── Data shown

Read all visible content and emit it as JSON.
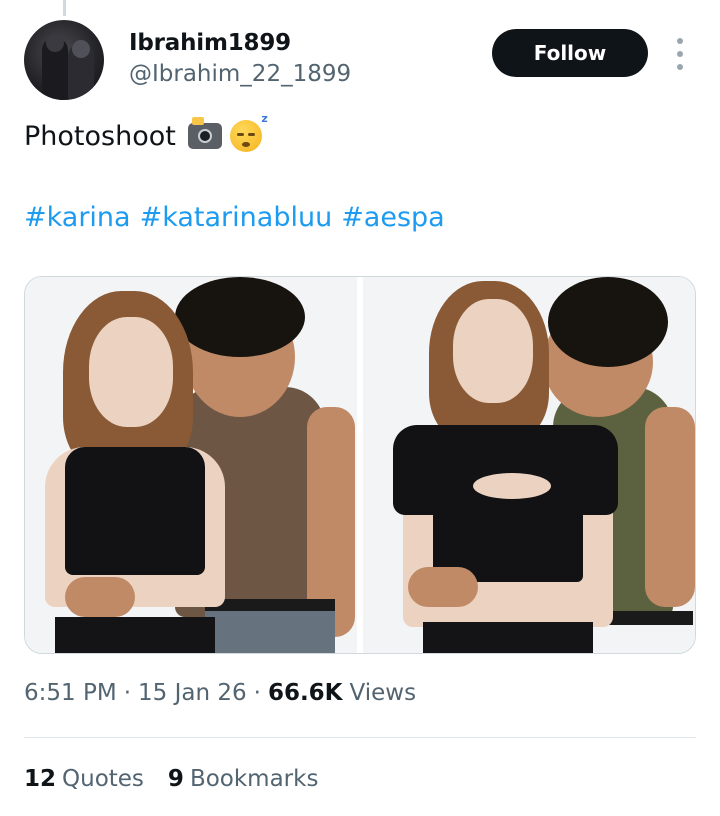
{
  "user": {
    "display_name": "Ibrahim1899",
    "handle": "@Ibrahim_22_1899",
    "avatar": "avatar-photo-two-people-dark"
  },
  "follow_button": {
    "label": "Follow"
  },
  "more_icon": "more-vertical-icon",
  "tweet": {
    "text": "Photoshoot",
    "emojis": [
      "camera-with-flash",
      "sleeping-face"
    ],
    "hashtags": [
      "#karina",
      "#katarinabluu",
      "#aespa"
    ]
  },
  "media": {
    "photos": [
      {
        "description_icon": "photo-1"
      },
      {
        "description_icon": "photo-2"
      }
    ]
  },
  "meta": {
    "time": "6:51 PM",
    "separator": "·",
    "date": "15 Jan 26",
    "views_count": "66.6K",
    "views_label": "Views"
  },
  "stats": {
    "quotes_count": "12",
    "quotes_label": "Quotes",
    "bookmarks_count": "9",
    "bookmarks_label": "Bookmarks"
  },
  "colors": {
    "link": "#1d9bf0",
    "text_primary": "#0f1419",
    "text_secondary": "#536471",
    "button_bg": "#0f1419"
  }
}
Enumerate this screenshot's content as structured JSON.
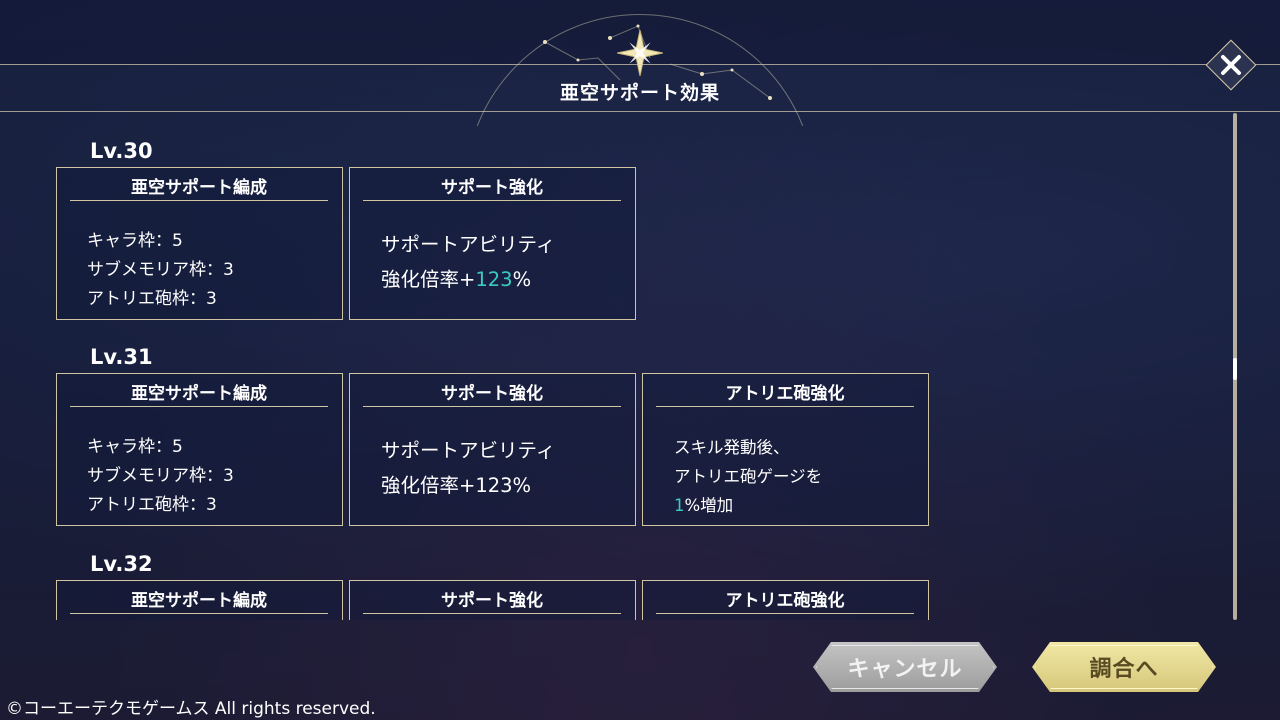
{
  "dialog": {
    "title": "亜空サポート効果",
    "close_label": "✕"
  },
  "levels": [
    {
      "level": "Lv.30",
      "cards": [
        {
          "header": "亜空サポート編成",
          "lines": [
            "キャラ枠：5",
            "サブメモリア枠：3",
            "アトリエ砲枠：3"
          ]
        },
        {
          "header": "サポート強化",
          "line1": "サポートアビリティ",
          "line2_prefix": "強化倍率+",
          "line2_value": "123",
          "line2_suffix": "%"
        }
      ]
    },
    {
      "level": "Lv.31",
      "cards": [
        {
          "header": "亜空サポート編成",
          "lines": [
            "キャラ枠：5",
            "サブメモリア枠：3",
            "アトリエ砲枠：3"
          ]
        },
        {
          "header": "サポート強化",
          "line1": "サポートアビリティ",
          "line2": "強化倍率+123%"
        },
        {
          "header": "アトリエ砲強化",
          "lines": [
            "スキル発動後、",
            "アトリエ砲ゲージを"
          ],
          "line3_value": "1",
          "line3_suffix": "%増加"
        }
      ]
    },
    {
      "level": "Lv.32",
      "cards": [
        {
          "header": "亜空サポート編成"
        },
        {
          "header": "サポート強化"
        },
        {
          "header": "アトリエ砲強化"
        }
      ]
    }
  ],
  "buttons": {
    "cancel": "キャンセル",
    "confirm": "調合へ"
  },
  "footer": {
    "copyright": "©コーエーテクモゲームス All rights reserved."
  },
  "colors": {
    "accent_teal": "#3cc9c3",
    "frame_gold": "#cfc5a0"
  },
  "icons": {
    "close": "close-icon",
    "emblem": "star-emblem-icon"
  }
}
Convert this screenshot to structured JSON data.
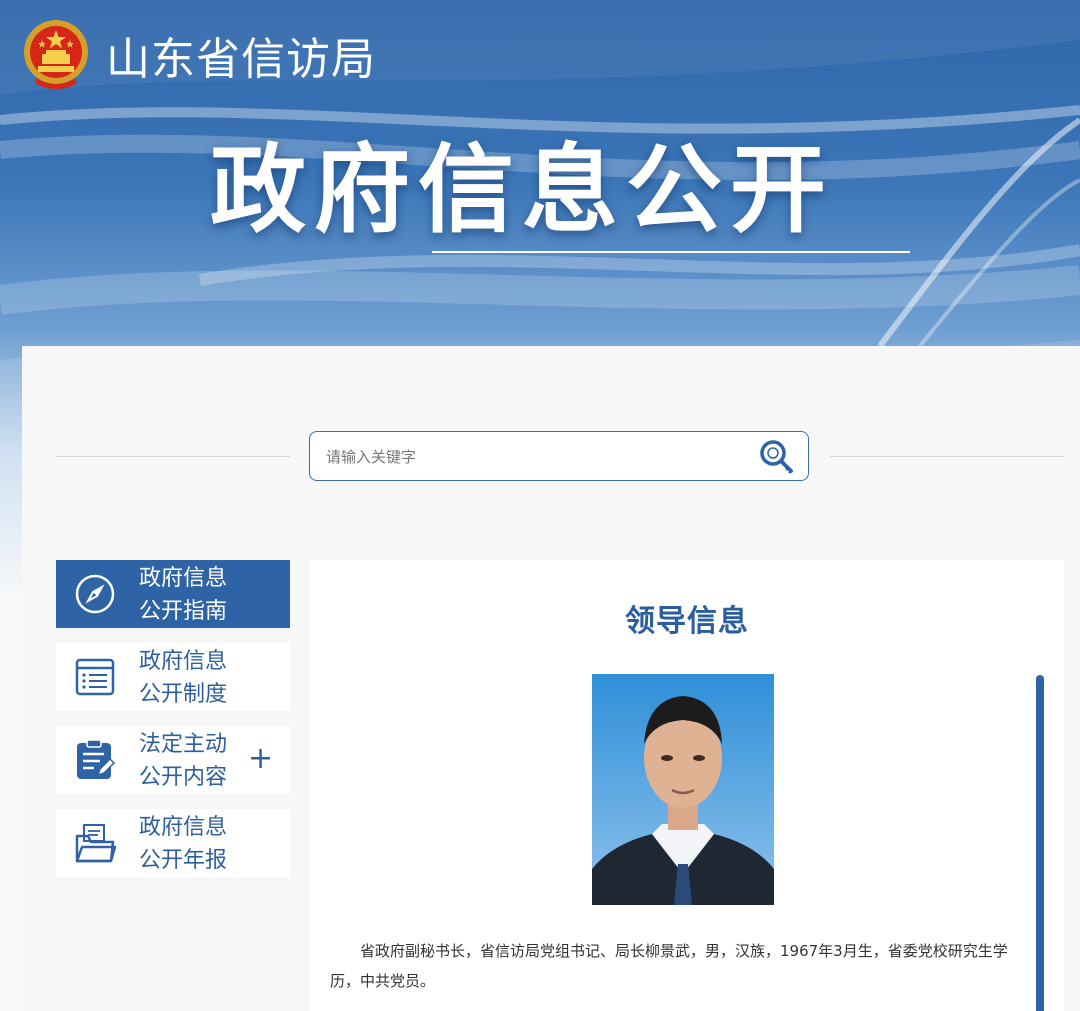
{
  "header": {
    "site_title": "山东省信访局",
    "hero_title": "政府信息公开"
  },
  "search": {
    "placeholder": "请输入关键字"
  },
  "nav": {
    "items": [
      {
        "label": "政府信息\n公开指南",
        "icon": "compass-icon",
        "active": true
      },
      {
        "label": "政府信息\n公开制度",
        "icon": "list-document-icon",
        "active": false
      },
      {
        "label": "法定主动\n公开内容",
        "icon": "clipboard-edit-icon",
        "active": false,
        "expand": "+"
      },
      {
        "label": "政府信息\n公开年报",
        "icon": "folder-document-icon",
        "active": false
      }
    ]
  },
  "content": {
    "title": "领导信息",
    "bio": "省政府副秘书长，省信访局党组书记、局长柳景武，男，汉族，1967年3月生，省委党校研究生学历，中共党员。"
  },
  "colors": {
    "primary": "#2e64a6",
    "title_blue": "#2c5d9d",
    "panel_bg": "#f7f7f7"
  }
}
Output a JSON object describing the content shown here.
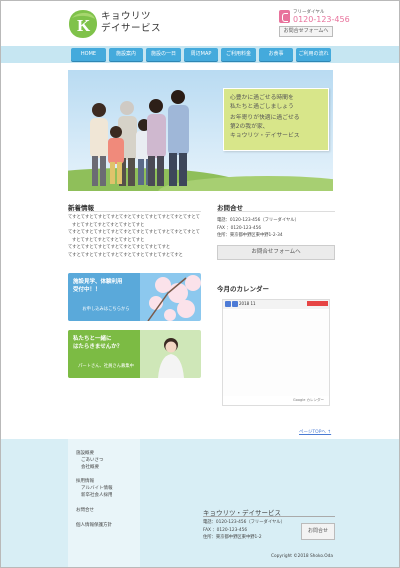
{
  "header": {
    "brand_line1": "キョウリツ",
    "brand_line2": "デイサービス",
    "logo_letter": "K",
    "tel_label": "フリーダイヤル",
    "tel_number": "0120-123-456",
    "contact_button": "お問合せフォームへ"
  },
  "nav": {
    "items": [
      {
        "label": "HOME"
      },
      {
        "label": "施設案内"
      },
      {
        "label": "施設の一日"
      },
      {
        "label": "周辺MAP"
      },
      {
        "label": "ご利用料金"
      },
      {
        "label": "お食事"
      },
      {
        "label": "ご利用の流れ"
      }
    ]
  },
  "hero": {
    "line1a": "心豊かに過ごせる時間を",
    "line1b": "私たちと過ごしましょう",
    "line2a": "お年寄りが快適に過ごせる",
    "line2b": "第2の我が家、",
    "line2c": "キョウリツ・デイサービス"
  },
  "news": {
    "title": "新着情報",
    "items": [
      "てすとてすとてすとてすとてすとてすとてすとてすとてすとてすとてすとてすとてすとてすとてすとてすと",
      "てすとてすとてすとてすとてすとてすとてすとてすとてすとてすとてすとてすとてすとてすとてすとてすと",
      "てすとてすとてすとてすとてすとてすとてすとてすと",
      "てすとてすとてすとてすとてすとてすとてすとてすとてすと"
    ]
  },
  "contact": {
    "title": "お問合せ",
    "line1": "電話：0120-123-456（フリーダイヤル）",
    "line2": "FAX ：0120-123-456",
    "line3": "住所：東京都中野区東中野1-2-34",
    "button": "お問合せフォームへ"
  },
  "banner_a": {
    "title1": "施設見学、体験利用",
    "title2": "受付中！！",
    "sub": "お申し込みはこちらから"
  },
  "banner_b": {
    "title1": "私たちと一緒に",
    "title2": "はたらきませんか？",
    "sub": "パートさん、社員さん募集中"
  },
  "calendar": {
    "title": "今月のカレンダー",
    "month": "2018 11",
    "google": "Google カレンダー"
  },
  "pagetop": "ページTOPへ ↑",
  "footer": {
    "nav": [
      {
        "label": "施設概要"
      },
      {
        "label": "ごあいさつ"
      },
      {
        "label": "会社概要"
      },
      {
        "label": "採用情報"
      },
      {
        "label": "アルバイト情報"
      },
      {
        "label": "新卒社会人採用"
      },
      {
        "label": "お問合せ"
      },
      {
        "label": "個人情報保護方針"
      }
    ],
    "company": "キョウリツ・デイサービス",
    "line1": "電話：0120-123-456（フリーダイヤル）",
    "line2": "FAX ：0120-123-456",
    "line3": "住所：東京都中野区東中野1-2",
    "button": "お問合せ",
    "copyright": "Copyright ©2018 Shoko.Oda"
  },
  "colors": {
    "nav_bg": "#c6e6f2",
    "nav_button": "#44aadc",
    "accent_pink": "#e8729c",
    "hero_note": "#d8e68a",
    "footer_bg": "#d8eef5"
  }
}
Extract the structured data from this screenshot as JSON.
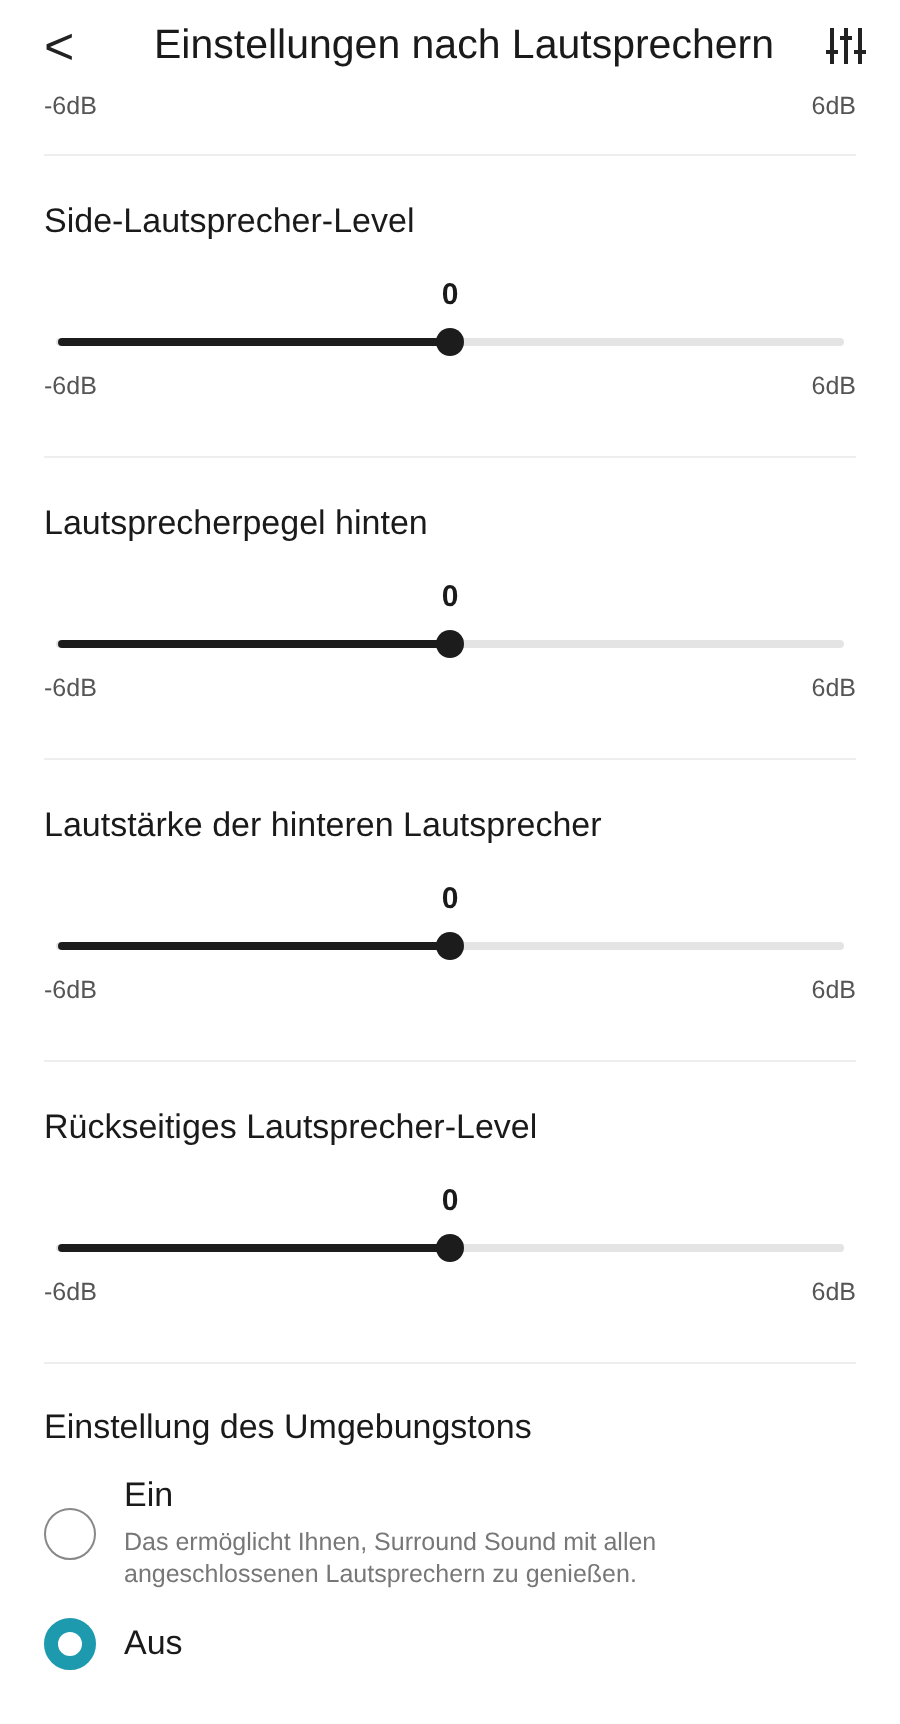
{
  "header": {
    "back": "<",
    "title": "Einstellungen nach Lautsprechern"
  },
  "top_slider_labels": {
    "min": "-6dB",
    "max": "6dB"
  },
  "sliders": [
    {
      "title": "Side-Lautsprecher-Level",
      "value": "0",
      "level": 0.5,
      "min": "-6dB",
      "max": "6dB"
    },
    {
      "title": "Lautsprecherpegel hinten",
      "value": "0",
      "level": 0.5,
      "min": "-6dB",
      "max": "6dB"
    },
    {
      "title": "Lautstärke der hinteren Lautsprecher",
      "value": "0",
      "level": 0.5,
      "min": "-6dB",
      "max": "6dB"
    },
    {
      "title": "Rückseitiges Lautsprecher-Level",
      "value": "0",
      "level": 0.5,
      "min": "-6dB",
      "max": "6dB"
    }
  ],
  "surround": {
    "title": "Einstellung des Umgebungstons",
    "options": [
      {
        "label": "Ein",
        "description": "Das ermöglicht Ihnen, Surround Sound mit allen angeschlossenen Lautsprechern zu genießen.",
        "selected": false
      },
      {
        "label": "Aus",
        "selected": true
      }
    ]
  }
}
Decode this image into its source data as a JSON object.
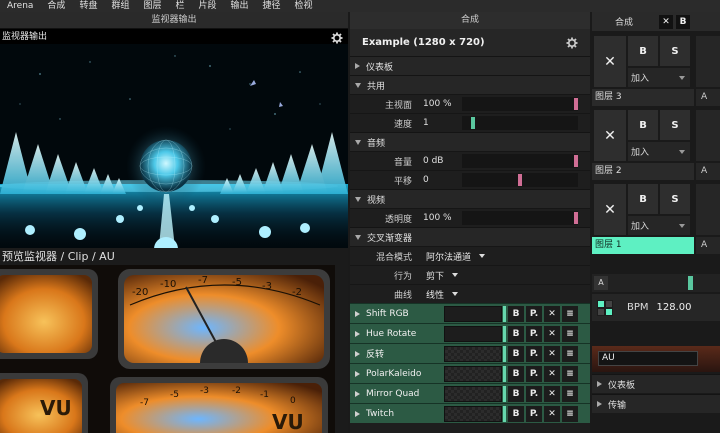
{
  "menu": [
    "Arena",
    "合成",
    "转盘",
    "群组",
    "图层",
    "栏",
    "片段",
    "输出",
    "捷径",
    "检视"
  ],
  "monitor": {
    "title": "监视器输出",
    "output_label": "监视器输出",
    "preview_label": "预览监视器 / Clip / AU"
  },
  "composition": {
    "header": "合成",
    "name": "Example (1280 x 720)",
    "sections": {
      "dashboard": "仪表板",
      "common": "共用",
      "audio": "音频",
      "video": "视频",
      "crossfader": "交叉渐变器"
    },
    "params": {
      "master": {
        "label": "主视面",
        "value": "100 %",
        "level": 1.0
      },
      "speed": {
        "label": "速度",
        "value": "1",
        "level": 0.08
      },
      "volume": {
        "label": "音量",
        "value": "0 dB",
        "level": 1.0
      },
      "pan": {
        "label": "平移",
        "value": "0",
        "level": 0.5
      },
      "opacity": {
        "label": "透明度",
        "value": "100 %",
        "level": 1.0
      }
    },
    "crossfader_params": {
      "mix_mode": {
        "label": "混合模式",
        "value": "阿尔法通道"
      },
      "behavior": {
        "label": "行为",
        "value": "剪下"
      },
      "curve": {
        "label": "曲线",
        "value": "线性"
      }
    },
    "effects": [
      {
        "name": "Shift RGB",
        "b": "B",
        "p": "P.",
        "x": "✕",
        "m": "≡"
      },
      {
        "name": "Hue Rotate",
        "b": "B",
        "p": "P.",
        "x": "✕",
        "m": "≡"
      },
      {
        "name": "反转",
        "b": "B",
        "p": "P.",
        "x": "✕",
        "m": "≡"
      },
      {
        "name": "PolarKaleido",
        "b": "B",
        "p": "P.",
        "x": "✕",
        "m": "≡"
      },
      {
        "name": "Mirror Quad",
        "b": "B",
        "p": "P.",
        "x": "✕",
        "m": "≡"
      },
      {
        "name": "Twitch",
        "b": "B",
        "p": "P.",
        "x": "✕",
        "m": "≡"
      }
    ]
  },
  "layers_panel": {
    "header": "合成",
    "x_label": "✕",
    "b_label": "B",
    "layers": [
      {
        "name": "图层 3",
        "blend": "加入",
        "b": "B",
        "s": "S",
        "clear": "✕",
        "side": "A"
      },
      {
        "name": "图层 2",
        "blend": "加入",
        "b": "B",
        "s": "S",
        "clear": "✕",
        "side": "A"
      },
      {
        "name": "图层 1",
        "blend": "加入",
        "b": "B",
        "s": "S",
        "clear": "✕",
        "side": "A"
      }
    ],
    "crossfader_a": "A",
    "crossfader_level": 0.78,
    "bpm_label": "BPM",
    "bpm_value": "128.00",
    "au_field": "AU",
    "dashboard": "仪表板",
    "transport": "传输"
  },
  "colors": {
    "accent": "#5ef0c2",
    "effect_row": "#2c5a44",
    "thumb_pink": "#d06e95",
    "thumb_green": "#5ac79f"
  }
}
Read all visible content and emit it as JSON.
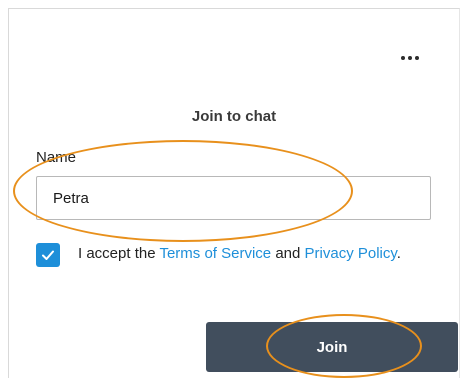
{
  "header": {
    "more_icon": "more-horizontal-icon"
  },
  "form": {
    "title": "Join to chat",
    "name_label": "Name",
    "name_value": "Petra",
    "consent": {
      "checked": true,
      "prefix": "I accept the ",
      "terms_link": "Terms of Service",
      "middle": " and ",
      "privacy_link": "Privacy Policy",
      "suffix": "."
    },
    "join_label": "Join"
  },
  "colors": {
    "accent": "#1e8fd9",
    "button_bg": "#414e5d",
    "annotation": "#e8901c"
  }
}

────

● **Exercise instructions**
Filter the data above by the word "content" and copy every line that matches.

● **Task answer**
Read all visible content and emit it as JSON.
Enumerate this screenshot's content as structured JSON.
  "content": {
Output a JSON object describing the content shown here.
Read all visible content and emit it as JSON.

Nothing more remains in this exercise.